WORK INSTRUCTION
Each line of the listing where the string "your" appears is to be identified and copied.

** Opening RECORDS SUPPLIED block **

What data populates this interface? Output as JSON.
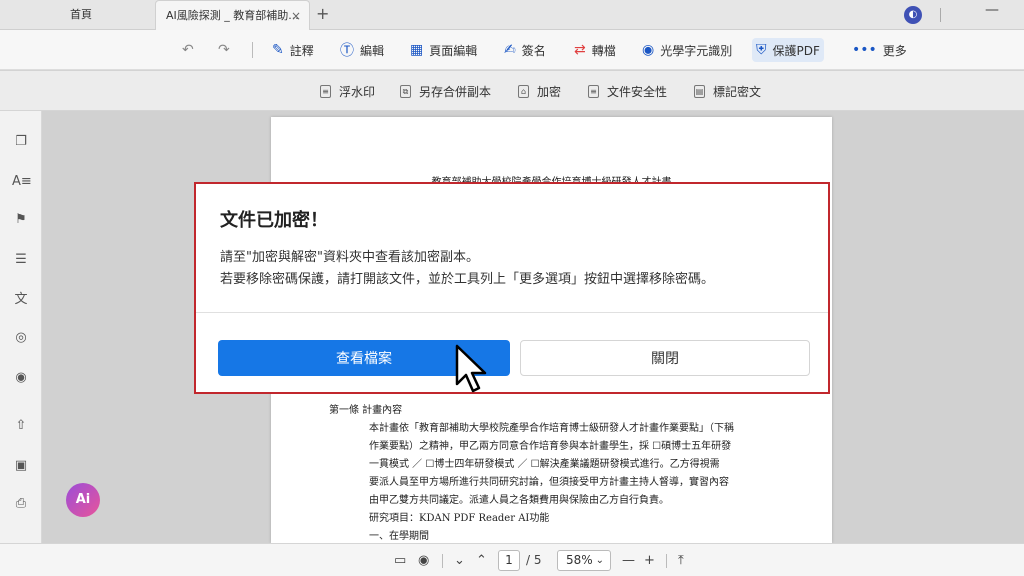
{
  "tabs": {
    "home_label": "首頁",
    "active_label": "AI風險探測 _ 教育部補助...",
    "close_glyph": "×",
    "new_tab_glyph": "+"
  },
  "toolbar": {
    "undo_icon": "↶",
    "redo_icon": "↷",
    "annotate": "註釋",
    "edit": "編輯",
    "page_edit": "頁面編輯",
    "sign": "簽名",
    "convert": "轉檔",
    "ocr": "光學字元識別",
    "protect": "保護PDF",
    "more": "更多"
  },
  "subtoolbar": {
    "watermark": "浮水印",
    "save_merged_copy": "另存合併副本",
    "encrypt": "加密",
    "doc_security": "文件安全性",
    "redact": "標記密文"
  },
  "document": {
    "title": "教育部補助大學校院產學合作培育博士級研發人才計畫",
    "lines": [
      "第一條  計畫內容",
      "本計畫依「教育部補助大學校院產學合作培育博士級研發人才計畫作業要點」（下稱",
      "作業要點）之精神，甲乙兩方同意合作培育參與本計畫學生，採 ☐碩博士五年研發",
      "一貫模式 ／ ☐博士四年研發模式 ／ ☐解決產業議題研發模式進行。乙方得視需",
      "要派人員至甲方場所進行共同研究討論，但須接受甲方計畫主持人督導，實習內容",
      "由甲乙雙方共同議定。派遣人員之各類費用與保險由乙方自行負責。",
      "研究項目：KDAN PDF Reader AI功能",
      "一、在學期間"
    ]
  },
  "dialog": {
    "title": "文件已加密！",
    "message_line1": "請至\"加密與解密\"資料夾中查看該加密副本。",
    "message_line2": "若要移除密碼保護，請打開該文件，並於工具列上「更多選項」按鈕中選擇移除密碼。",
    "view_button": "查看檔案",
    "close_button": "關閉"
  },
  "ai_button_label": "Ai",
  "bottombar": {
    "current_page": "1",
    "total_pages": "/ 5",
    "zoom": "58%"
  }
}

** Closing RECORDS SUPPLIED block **
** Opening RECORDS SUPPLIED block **

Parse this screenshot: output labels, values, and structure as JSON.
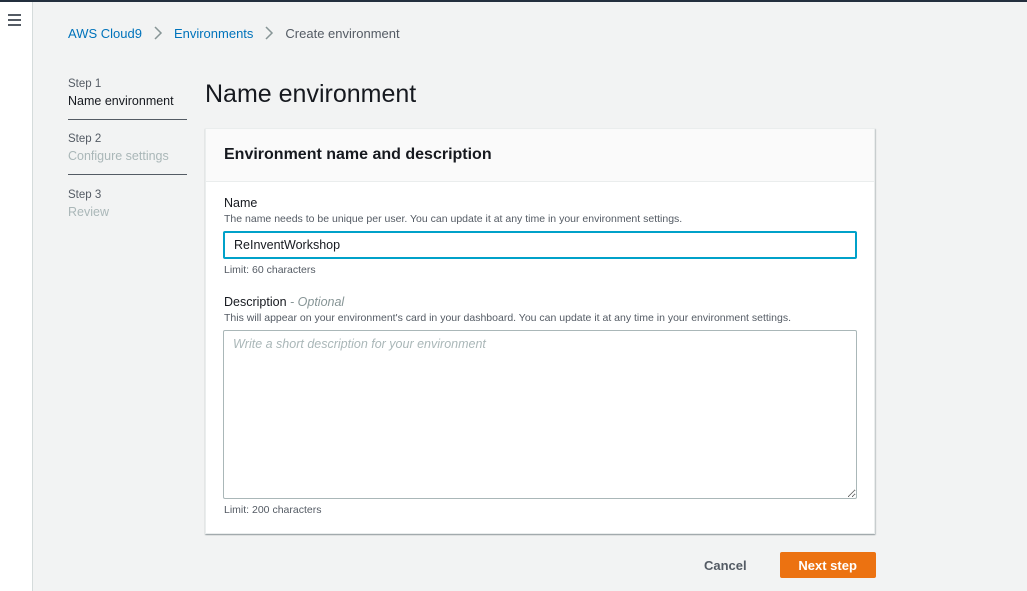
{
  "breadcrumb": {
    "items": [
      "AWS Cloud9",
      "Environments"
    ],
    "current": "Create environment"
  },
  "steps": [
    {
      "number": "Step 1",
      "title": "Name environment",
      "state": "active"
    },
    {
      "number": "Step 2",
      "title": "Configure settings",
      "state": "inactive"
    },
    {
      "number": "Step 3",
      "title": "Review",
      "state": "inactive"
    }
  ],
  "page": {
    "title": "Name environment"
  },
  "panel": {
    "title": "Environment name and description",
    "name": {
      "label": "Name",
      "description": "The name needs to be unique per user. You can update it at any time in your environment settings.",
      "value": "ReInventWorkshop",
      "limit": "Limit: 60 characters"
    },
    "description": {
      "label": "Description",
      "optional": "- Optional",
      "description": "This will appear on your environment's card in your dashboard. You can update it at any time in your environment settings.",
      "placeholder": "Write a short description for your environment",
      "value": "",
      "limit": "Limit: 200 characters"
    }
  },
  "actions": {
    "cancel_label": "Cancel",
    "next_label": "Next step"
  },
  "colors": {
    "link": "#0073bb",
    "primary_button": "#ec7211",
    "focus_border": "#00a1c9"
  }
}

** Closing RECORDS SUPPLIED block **
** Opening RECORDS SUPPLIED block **

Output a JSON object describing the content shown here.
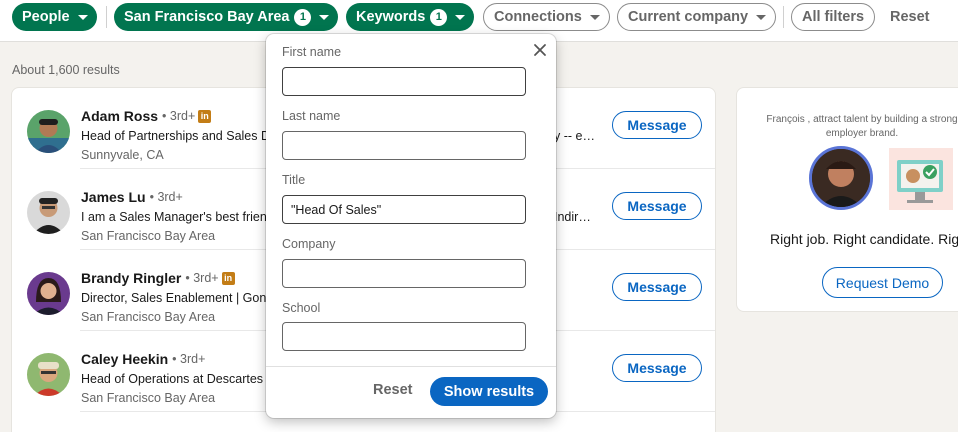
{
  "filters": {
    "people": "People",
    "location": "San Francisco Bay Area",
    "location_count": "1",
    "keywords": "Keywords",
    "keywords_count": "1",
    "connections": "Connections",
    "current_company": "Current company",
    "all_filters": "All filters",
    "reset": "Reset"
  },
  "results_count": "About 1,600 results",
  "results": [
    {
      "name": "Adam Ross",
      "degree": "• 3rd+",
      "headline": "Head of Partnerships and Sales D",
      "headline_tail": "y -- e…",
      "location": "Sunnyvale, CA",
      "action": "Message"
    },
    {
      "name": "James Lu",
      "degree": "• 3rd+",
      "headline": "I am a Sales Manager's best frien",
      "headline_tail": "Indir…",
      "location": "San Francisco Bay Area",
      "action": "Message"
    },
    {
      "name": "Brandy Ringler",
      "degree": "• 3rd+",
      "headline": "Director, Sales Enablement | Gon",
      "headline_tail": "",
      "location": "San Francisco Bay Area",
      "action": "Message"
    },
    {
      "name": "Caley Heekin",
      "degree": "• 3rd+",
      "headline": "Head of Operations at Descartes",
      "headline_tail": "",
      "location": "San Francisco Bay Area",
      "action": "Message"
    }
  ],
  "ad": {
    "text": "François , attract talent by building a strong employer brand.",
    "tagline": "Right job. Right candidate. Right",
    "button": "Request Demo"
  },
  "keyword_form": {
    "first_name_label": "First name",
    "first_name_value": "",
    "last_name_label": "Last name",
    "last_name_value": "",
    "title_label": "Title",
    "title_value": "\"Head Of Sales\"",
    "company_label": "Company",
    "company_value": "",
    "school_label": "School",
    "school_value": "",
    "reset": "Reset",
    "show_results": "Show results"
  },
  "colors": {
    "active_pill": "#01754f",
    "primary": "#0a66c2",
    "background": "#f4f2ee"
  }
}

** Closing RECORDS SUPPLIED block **

ANSWER SECTION
      "description": "The name needs to be unique per user. You can update it at any time in your environment settings.",
      "description": "This will appear on your environment's card in your dashboard. You can update it at any time in your environment settings.",
      "placeholder": "Write a short description for your environment",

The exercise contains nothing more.